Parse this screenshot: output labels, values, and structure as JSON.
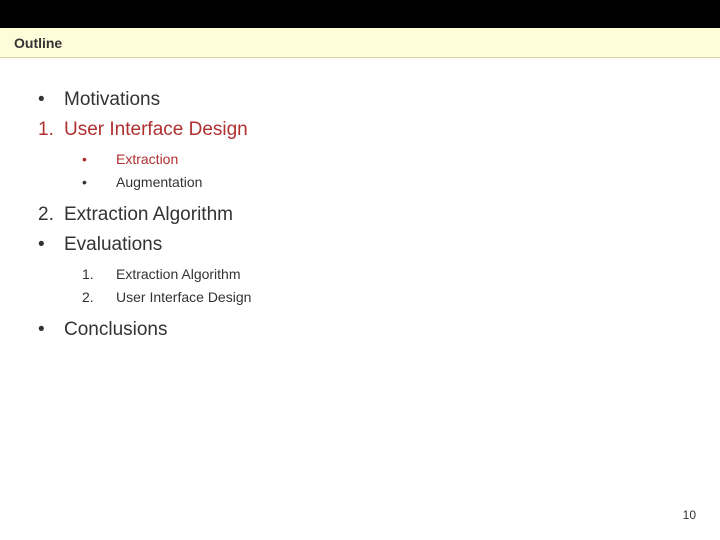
{
  "title": "Outline",
  "items": [
    {
      "marker": "•",
      "text": "Motivations",
      "highlighted": false
    },
    {
      "marker": "1.",
      "text": "User Interface Design",
      "highlighted": true,
      "sub": [
        {
          "marker": "•",
          "text": "Extraction",
          "highlighted": true
        },
        {
          "marker": "•",
          "text": "Augmentation",
          "highlighted": false
        }
      ]
    },
    {
      "marker": "2.",
      "text": "Extraction Algorithm",
      "highlighted": false
    },
    {
      "marker": "•",
      "text": "Evaluations",
      "highlighted": false,
      "sub": [
        {
          "marker": "1.",
          "text": "Extraction Algorithm",
          "highlighted": false
        },
        {
          "marker": "2.",
          "text": "User Interface Design",
          "highlighted": false
        }
      ]
    },
    {
      "marker": "•",
      "text": "Conclusions",
      "highlighted": false
    }
  ],
  "page_number": "10"
}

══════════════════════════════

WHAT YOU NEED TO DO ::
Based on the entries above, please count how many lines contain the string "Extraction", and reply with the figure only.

EXPECTED ANSWER ::
3